The SFCs Act was enacted in 1951 to establish financial corporations in States as a catalyst for development of SSI units (now micro, small and medium enterprises or MSME sector).

A major amendment to the Act in 2000 gave wider powers to SIDBI along with the inherited supervisory role and more functional freedom to SFCs.

Failures with SFCs cannot be justified by arguing that they are meant to serve the vulnerable MSME sector with development intent. This is because there are ample cross-subsidisation opportunities available, says Manmathan Nair.

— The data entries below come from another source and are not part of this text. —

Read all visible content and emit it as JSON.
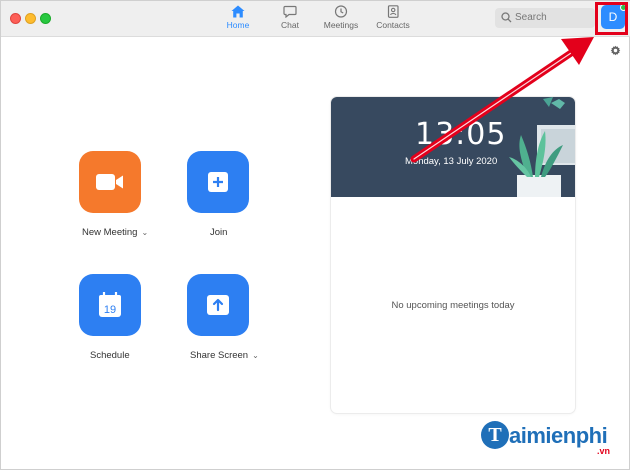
{
  "window": {
    "tabs": [
      {
        "label": "Home",
        "icon": "home-icon",
        "active": true
      },
      {
        "label": "Chat",
        "icon": "chat-icon",
        "active": false
      },
      {
        "label": "Meetings",
        "icon": "clock-icon",
        "active": false
      },
      {
        "label": "Contacts",
        "icon": "contacts-icon",
        "active": false
      }
    ],
    "search": {
      "placeholder": "Search"
    },
    "avatar": {
      "initial": "D",
      "status_color": "#2bc24a"
    }
  },
  "actions": [
    {
      "label": "New Meeting",
      "icon": "video-camera-icon",
      "color": "#f5792c",
      "has_dropdown": true
    },
    {
      "label": "Join",
      "icon": "plus-icon",
      "color": "#2d7ff2",
      "has_dropdown": false
    },
    {
      "label": "Schedule",
      "icon": "calendar-icon",
      "calendar_day": "19",
      "color": "#2d7ff2",
      "has_dropdown": false
    },
    {
      "label": "Share Screen",
      "icon": "share-screen-icon",
      "color": "#2d7ff2",
      "has_dropdown": true
    }
  ],
  "calendar_card": {
    "time": "13:05",
    "date": "Monday, 13 July 2020",
    "empty_message": "No upcoming meetings today"
  },
  "watermark": {
    "logo_letter": "T",
    "brand": "aimienphi",
    "tld": ".vn"
  },
  "colors": {
    "accent": "#2d8cff",
    "highlight": "#e3001b"
  }
}
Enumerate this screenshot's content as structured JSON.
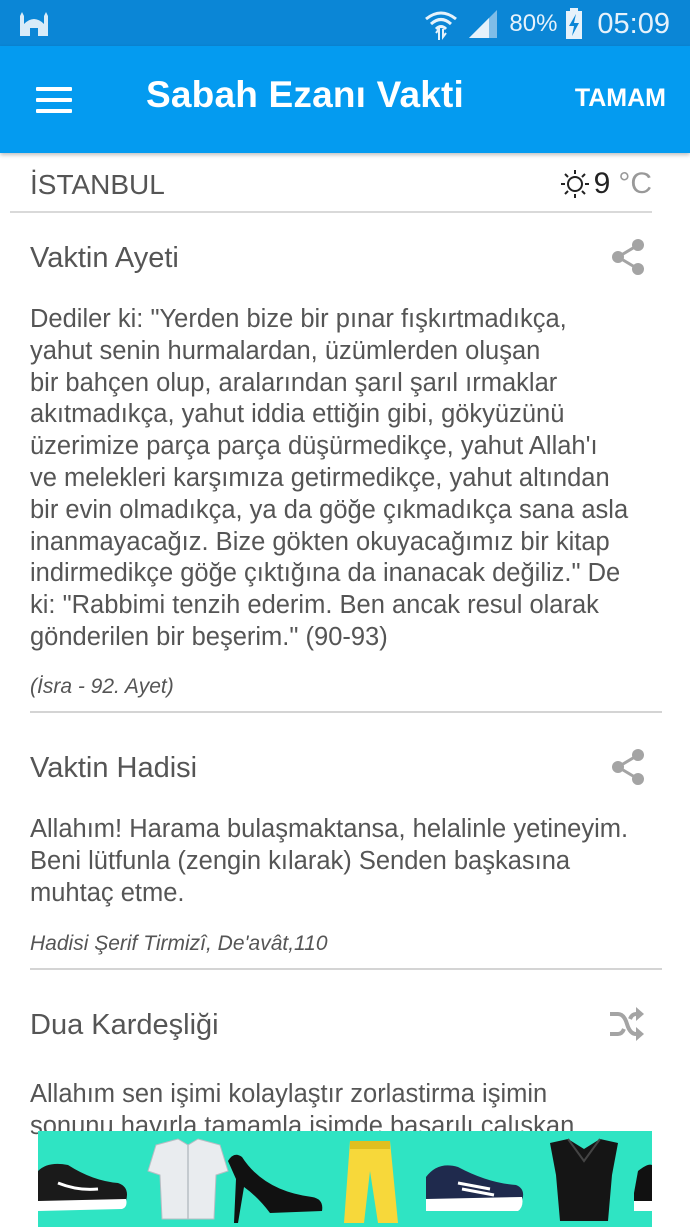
{
  "status_bar": {
    "battery_percent": "80%",
    "time": "05:09",
    "icons": [
      "mosque-icon",
      "wifi-icon",
      "signal-icon",
      "battery-charging-icon"
    ]
  },
  "app_bar": {
    "title": "Sabah Ezanı Vakti",
    "done_label": "TAMAM",
    "menu_icon": "hamburger-menu-icon"
  },
  "location": {
    "city": "İSTANBUL",
    "temperature": "9",
    "unit": "°C",
    "weather_icon": "sun-icon"
  },
  "verse": {
    "title": "Vaktin Ayeti",
    "lines": [
      "Dediler ki: \"Yerden bize bir pınar fışkırtmadıkça,",
      "yahut senin hurmalardan, üzümlerden oluşan",
      "bir bahçen olup, aralarından şarıl şarıl ırmaklar",
      "akıtmadıkça, yahut iddia ettiğin gibi, gökyüzünü",
      "üzerimize parça parça düşürmedikçe, yahut Allah'ı",
      "ve melekleri karşımıza getirmedikçe, yahut altından",
      "bir evin olmadıkça, ya da göğe çıkmadıkça sana asla",
      "inanmayacağız. Bize gökten okuyacağımız bir kitap",
      "indirmedikçe göğe çıktığına da inanacak değiliz.\" De",
      "ki: \"Rabbimi tenzih ederim. Ben ancak resul olarak",
      "gönderilen bir beşerim.\" (90-93)"
    ],
    "source": "(İsra - 92. Ayet)",
    "action_icon": "share-icon"
  },
  "hadith": {
    "title": "Vaktin Hadisi",
    "lines": [
      "Allahım! Harama bulaşmaktansa, helalinle yetineyim.",
      "Beni lütfunla (zengin kılarak) Senden başkasına",
      "muhtaç etme."
    ],
    "source": "Hadisi Şerif  Tirmizî, De'avât,110",
    "action_icon": "share-icon"
  },
  "prayer": {
    "title": "Dua Kardeşliği",
    "lines": [
      "Allahım sen işimi kolaylaştır zorlastirma işimin",
      "sonunu hayırla tamamla işimde başarılı çalışkan"
    ],
    "action_icon": "shuffle-icon"
  },
  "colors": {
    "status_bar": "#0b86d6",
    "app_bar": "#049bf0",
    "ad_background": "#2fe4c3"
  }
}
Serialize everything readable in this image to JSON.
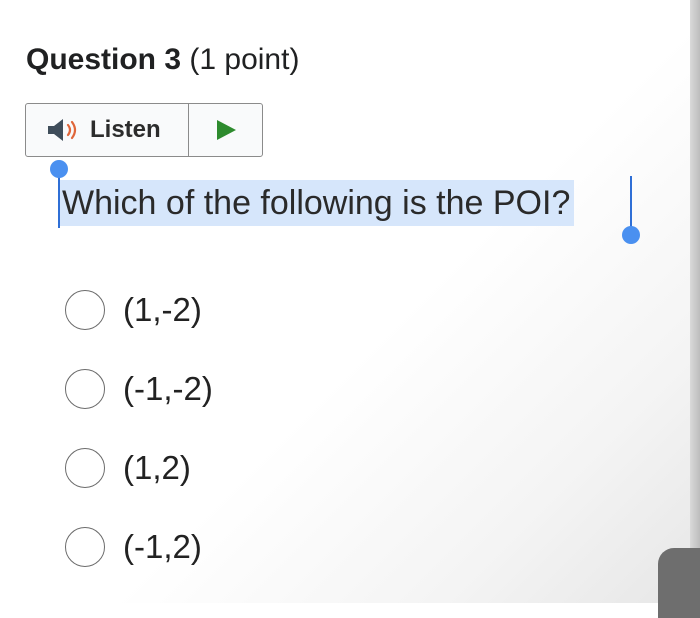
{
  "question": {
    "title": "Question 3",
    "points": "(1 point)",
    "text": "Which of the following is the POI?"
  },
  "listen": {
    "label": "Listen",
    "speaker_icon": "speaker-icon",
    "play_icon": "play-icon",
    "play_color": "#2e8b2e"
  },
  "options": [
    {
      "label": "(1,-2)",
      "selected": false
    },
    {
      "label": "(-1,-2)",
      "selected": false
    },
    {
      "label": "(1,2)",
      "selected": false
    },
    {
      "label": "(-1,2)",
      "selected": false
    }
  ],
  "colors": {
    "selection_highlight": "#d6e6fb",
    "selection_handle": "#4a90f0"
  }
}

SFCs generally have a minimum spread of three per cent between borrowings and lending, which is sufficient to maintain reasonable profit. There is also free money (since no dividend is paid) generated by way of equity capital/recapitalisation.

But their financial health of the has reached a critical stage with most contracting huge accumulated losses, massive non-performing assets and eroded net-worth.

By 2006, only three could record a net profit. SFCs had aggregated non-performing assets of Rs 6,365 crore (65 per cent of total assets of Rs 9,730 crore); accumulated losses of Rs 5,475 crore; and negative net worth of Rs 3,643 crore against share capital of Rs1,423 crore.

Industrial Development Bank of India had already stopped subscribing to share capital by then. Successive State governments were reluctant to adequately recapitalise SFCs.